We are informed, in the last chapter of John's Gospel, that when our Lord had told Peter that he wa> to suffer martyrdom for his sake, Peter seeing John kilowing Jesus, said, " Lord, and what shall this u-t do?" or more literally, " What as to this nun?" ua: is. What is to be John's history and end? Is he C'j to die a martyr? In reply to this question, Christ s&L: to Peter, " If I will that he tarry till I come, whsi ithat to thee?" Whatever information may have btc couched in this way of speaking, it is evident that v-' Lord declined giving Peter a direct and positive answer, being displeased with the improper curiosity which imanifested, at a moment when it would have been :••' more becoming in him to have been intensely oecspied about his own duty, and endeavouring, by father edifying communication with his Lord, and b< prayer, to acquire faith and courage sufficient to esrry him through the labours and sufferings to which he" divinely called, and which he had solemnly engs^rU' undergo. "What is that to thee?
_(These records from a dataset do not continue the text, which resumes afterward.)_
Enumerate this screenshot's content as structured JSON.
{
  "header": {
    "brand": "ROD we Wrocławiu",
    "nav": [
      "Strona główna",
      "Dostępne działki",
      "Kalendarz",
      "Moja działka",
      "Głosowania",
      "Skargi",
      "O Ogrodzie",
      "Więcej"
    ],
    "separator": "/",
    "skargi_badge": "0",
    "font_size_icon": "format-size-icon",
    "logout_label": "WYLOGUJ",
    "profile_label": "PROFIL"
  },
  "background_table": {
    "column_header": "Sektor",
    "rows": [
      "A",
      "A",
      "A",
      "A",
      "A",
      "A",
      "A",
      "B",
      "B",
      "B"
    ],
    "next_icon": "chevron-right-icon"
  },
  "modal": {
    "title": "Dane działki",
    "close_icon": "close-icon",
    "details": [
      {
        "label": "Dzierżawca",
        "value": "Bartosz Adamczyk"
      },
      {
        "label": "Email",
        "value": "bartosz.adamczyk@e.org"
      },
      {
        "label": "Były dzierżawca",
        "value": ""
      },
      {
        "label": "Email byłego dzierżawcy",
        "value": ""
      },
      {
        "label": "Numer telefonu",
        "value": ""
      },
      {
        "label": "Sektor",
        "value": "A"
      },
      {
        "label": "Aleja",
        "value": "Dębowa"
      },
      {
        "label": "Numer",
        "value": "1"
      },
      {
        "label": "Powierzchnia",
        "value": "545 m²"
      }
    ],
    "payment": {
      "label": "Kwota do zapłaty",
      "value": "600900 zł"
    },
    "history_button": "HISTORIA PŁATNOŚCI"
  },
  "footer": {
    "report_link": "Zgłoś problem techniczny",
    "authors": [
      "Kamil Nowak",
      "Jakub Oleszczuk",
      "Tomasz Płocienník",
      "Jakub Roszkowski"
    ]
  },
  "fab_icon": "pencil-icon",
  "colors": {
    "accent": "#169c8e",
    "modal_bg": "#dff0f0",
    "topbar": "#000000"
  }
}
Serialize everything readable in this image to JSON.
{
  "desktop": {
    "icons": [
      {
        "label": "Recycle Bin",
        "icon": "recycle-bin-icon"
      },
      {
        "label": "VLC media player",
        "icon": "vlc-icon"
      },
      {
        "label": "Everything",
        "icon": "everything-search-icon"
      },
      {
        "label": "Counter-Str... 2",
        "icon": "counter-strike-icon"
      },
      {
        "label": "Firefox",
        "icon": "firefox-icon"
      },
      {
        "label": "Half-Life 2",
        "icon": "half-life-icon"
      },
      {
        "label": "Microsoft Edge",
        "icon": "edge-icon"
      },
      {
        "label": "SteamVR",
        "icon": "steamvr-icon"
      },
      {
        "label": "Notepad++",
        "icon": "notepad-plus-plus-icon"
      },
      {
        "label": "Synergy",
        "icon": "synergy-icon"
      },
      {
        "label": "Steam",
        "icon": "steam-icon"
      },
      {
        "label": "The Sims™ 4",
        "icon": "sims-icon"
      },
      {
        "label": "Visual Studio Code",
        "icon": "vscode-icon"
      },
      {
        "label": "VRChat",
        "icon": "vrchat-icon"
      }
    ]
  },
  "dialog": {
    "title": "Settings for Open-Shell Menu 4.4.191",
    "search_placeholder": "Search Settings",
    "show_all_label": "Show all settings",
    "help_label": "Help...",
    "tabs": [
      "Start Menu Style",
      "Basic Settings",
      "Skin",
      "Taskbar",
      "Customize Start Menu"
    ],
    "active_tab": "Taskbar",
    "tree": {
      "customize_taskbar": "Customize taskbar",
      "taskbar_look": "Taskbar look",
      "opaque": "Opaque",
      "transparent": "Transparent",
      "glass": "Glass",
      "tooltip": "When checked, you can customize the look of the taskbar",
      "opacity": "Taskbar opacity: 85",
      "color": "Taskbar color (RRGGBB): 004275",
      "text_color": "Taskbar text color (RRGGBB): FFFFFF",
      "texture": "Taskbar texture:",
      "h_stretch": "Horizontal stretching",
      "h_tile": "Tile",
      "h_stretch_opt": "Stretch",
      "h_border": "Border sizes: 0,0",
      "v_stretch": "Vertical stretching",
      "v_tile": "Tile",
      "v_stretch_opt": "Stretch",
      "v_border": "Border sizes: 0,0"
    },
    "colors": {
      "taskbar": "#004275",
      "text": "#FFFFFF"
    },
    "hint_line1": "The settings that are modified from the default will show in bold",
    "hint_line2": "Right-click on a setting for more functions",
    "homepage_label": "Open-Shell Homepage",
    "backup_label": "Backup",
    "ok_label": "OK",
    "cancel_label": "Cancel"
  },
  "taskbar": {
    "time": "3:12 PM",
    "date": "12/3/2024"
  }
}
Follow thou me. Cease, as if our Lord had said, cease to waste preboic time in such inquiries, and let it be thy constant stirf? to follow me,—to follow me as thine instructor ind. vine truth, us the only object of thy trust, as thy Lffi*l whose commands thou art bound to obey, and as tin pattern, whose example thou art to copy; and if tiwilt come after me, deny thyself, and take up thy crcs-, and follow me through sufferings and death. Cease !■' amuse thyself with vain speculations, and make it ti' great concern thus to follow me.
No doubt, like Peter, in this case, we would son times be glad if we could know what is to beju! •■ friends in this life, and when they are to Lave ii' with this life altogether. This will frequently be a for example, when any important temporal interest f depending on the life of another; but here the inqiC" is quite in vain. It is natural enough, too, for near 3 lations to feel somewhat in this way toward* e«£ other; for a father, for example, as he looks with ss eye on the son of his love, to feel as if he wouU »; to himself, " How will this my son conduct bimseiHow will he succeed in the world? Is he to live *■